November 5, 2013
This is a frightening statistic. More people vote in ‘American Idol’ than in any US election.
You’ll become a statistic whatever you do today. Here’s hoping you become one of the statistics who took a little time to make decisions about your community.
September 30, 2013
Make this the evening of October 2nd & 3rd – I misread the alert!
The latest Space Weather forecast says that S1 (Minor) solar radiation storm conditions are expected
tonight and tomorrow night Wednesday & Thursday night due to particle enhancement associated with the 29 Sep coronal mass ejection (CME). They have revised Thursday up from Minor to Moderate too!
That’s good enough reason to check in on Shawn Malone of Lake Superior Photo. Shawn takes amazing pictures of the Northern Lights and all things Upper Peninsula. This summer, her incredible North Country Dreamland video won the Viewers Choice in the 2013 Smithsonian in Motion video contest.
Much (much) more about the aurora borealis on Michigan in Pictures!
September 12, 2013
August 14, 2013
“I am beginning to love the stars too fondly to be fearful of the night.”
45 hours on the road with just few hours of sleep, in search of that one spot to capture the Perseids. The lashing rain, the forecasted aurora that never turned up and the hide and seek with the clouds – it was all fun. Was it all worth it, you bet! The road trip took me to one of the darkest skies of Mid Western US – Bond Falls. Would like to share with you a moment in time from that night. This was one of the two meteor I was able to capture on frame, but loved how everything came together in this shot.
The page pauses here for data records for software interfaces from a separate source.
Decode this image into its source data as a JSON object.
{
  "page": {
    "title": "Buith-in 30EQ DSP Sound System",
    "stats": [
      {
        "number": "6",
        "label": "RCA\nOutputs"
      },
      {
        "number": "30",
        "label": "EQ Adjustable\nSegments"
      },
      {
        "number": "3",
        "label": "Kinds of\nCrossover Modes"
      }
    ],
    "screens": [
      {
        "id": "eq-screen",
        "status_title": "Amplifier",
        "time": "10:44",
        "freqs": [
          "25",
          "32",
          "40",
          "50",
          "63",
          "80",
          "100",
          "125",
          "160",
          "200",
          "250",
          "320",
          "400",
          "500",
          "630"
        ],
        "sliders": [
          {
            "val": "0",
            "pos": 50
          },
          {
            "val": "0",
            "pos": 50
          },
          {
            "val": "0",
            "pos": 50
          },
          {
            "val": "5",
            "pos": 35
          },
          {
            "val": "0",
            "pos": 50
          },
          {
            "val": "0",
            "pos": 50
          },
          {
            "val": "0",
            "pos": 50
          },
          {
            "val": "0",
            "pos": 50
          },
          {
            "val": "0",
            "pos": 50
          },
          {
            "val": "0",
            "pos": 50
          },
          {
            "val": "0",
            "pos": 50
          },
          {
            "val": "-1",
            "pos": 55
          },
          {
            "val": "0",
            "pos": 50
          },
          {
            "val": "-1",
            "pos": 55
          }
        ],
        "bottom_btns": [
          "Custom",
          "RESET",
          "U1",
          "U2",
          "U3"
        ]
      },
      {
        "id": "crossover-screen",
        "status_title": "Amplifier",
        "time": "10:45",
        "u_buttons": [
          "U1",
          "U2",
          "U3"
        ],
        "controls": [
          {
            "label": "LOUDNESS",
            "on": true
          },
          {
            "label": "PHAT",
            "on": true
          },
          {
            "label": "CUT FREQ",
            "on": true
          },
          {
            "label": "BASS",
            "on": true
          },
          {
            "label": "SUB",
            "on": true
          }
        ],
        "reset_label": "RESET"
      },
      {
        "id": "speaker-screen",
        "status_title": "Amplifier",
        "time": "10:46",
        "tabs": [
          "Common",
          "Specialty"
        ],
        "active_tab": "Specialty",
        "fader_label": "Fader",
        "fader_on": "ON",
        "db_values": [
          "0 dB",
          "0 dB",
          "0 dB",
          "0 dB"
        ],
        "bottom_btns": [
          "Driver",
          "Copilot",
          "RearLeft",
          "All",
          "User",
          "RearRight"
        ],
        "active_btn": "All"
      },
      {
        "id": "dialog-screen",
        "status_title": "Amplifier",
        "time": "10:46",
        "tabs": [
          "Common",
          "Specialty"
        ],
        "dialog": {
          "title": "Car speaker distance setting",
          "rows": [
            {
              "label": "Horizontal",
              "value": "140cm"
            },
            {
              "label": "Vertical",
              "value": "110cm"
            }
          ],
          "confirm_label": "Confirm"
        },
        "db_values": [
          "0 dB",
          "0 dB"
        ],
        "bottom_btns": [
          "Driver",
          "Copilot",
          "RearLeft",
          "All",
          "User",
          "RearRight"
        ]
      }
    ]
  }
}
I do love when a plan comes together :)
The deafening sound of 500 gallons of water / second from 50 feet
The tranquil silence of the dark night
Milky way adorning the skies
A (Perseids) meteor fireball streaking across the horizon
Definitely a moment of serenity and one I would cherish!
More about Bond Falls at Michigan in Pictures.